VBAC link

I've got a friend who is pregnant with her second child and fighting her way towards a VBAC after an unnecessary c-section the first time around. She wrote a great post with some links to information about VBACs that I wanted to share, as I know I have a few readers who are wanting VBACs in the future.

See the post here on Operation Housewife.

Tuesday, January 4, 2011


Sooooo this definitely fits into birth. Because by birth, we become mothers. And, don't we all inherently forget a little too much about ourselves? I know I have and continue to. But, we don't have to...we can be stylish moms who feel great about ourselves and then, we'll be even better mommas.

Check me out today on MODELmumma.

See other Guest Mummas here.

Saturday, December 18, 2010

What are you interested in?

So, part of my goal for this blog is to be a sort of "entry-level" blog into natural birth. Once you dive into researching birth, it is amazing the complexity that you'll find. But, I don't necessarily want to dive into complex areas of pregnancy and birth...after all, I'm not a birth professional (yet) so I technically don't have all of the scientific knowledge, etc. I mostly want to educate women on the choices they have. We have a choice in everything we do...everything!

Doctors and midwives have so much knowledge, thankfully, but ultimately, our care rests in our hands. It is so important to be educated and to work with your care provider so that you attain the best care possible. Many care providers are very busy and unfortunately, that may mean that you are not always in their best interest. That doesn't mean they don't care about you, or that you aren't important to them, but it may mean that often times, things are done simply as a routine. This is where choices come in. Research things and educate yourself so that you know when you have a choice about something and when you don't. For example, you might discuss IV placement (if birthing in a hospital) with your doctor or midwife. IV's are not medically necessary for birth, but they are routine. If you do not wish to have an IV, you do not have to have one (based on the discussion with your doctor). Obviously, if you are planning to have an epidural or other pain medication, you will need that IV. If you are desiring a natural, intervention free birth, you don't need that IV. Many doctors say you need at least a Hep Lock, in case of an emergency situation, but to that I say: if there is an emergency situation, I think you could put an IV in my arm fast enough that everything would be just fine (after all, if an EMT can place an IV in someone injured in a car wreck in the dark, one will most likely be able to be placed in me in a brightly lit room). That is one area where you do have a choice. Again, you research it, you weigh the pros and cons, and then you make a choice. If you feel more comfortable having an IV in your arm, by all means, have that IV. If you feel it would interfere with your ability to cope with the intensity of a natural birth, then decline the IV placement. Doctors and midwives vary on this practice. My second OB (before I switched to a home birth midwife) told me that I did not have to have an IV, but that she would prefer that I have a Hep Lock. When I told her I'd rather not have either, she was supportive of that. She is a great doctor who is understanding of how natural birth differs from medicalized births, so for me, she was a great choice as a care provider. The most important thing to remember is that you do have a choice in care providers, so if you are not happy with the way your doctor or midwife handles things or if you do not agree with the way they view birth, then you are free to make the choice to switch.
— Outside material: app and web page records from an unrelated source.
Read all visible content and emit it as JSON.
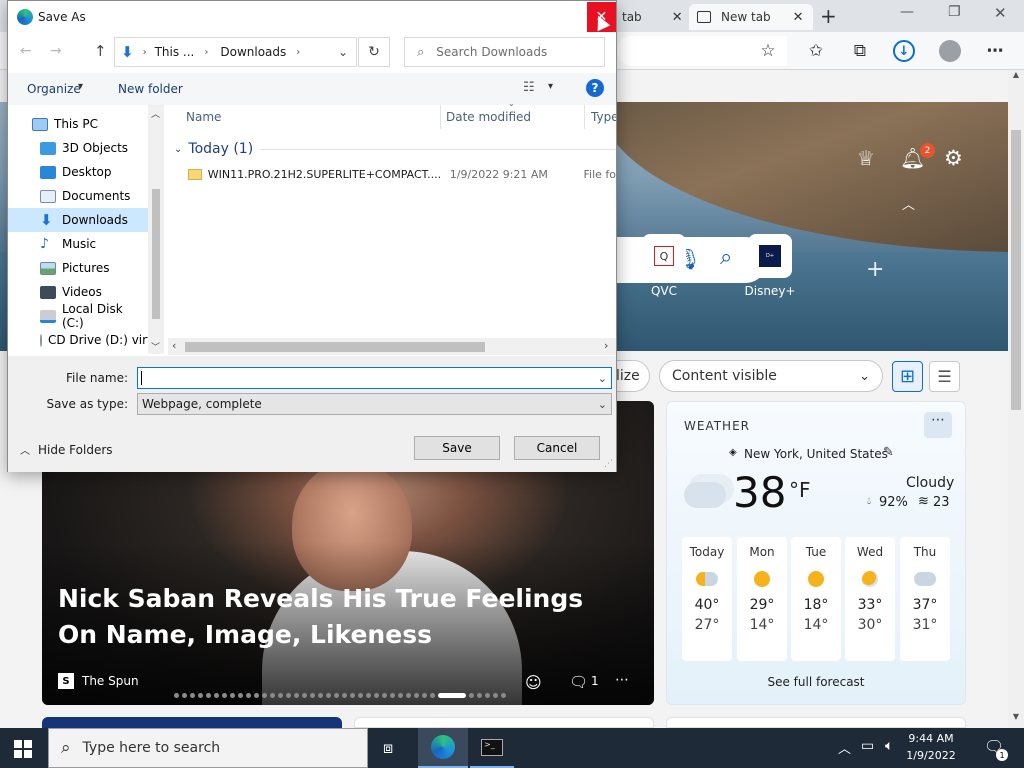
{
  "browser": {
    "tab_partial_label": "tab",
    "tab_label": "New tab",
    "new_tab_symbol": "+",
    "window_controls": {
      "minimize": "—",
      "maximize": "❐",
      "close": "✕"
    }
  },
  "newtab": {
    "notification_count": "2",
    "quicklinks": [
      {
        "label": "QVC"
      },
      {
        "label": "Disney+"
      }
    ],
    "add_symbol": "+",
    "personalize_partial": "lize",
    "content_dropdown": "Content visible",
    "news": {
      "headline": "Nick Saban Reveals His True Feelings On Name, Image, Likeness",
      "source": "The Spun",
      "comment_count": "1"
    },
    "weather": {
      "header": "WEATHER",
      "location": "New York, United States",
      "temperature": "38",
      "unit": "°F",
      "condition": "Cloudy",
      "humidity": "92%",
      "wind": "23",
      "forecast": [
        {
          "day": "Today",
          "high": "40°",
          "low": "27°",
          "icon": "partly-cloudy"
        },
        {
          "day": "Mon",
          "high": "29°",
          "low": "14°",
          "icon": "sunny"
        },
        {
          "day": "Tue",
          "high": "18°",
          "low": "14°",
          "icon": "sunny"
        },
        {
          "day": "Wed",
          "high": "33°",
          "low": "30°",
          "icon": "partly-sunny"
        },
        {
          "day": "Thu",
          "high": "37°",
          "low": "31°",
          "icon": "cloudy"
        }
      ],
      "see_full": "See full forecast"
    }
  },
  "dialog": {
    "title": "Save As",
    "breadcrumb": [
      "This ...",
      "Downloads"
    ],
    "search_placeholder": "Search Downloads",
    "organize": "Organize",
    "new_folder": "New folder",
    "help": "?",
    "tree": [
      {
        "label": "This PC",
        "icon": "pc-icon"
      },
      {
        "label": "3D Objects",
        "icon": "cube-icon"
      },
      {
        "label": "Desktop",
        "icon": "desktop-icon"
      },
      {
        "label": "Documents",
        "icon": "document-icon"
      },
      {
        "label": "Downloads",
        "icon": "download-icon",
        "selected": true
      },
      {
        "label": "Music",
        "icon": "music-icon"
      },
      {
        "label": "Pictures",
        "icon": "pictures-icon"
      },
      {
        "label": "Videos",
        "icon": "videos-icon"
      },
      {
        "label": "Local Disk (C:)",
        "icon": "disk-icon"
      },
      {
        "label": "CD Drive (D:) virt",
        "icon": "cd-icon"
      }
    ],
    "columns": {
      "name": "Name",
      "date": "Date modified",
      "type": "Type"
    },
    "group": "Today (1)",
    "files": [
      {
        "name": "WIN11.PRO.21H2.SUPERLITE+COMPACT....",
        "date": "1/9/2022 9:21 AM",
        "type": "File fo"
      }
    ],
    "filename_label": "File name:",
    "filename_value": "",
    "savetype_label": "Save as type:",
    "savetype_value": "Webpage, complete",
    "hide_folders": "Hide Folders",
    "save": "Save",
    "cancel": "Cancel"
  },
  "taskbar": {
    "search_placeholder": "Type here to search",
    "time": "9:44 AM",
    "date": "1/9/2022",
    "notification_count": "1"
  }
}
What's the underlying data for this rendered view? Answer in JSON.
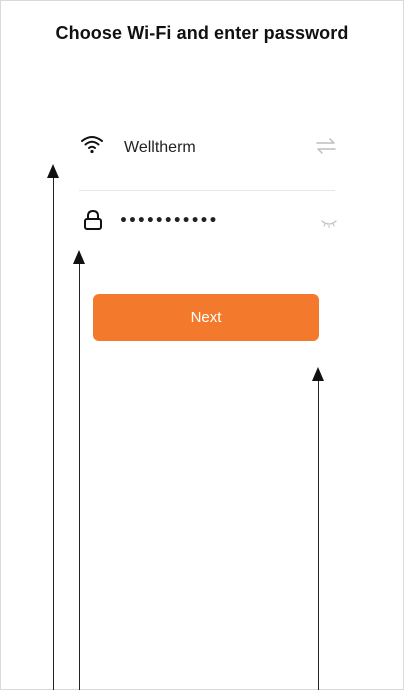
{
  "header": {
    "title": "Choose Wi-Fi and enter password"
  },
  "wifi": {
    "icon": "wifi-icon",
    "network_name": "Welltherm",
    "switch_icon": "swap-network-icon"
  },
  "password": {
    "icon": "lock-icon",
    "masked_value": "•••••••••••",
    "visibility_icon": "eye-closed-icon"
  },
  "actions": {
    "next_label": "Next"
  },
  "annotations": {
    "arrow_color": "#111111",
    "count": 3
  },
  "colors": {
    "accent": "#f37a2c",
    "text": "#222222",
    "divider": "#e6e6e6"
  }
}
You are the one paying them, so you are free to find someone who is a good fit for you. If you are not satisfied with their care, by all means, switch! It is your health, your birth, and you need to be with someone who will work with you, support you, and include you as part of your care. Informed consent...means you are educated, you work with your care provider to make decisions, and you make choices based on the information you have been given and learned.

So my question is, what things are you interested in learning about on this blog? What things would you like to know more about? Is there any particular aspect of pregnancy and/or birth that you would like to broaden your knowledge on?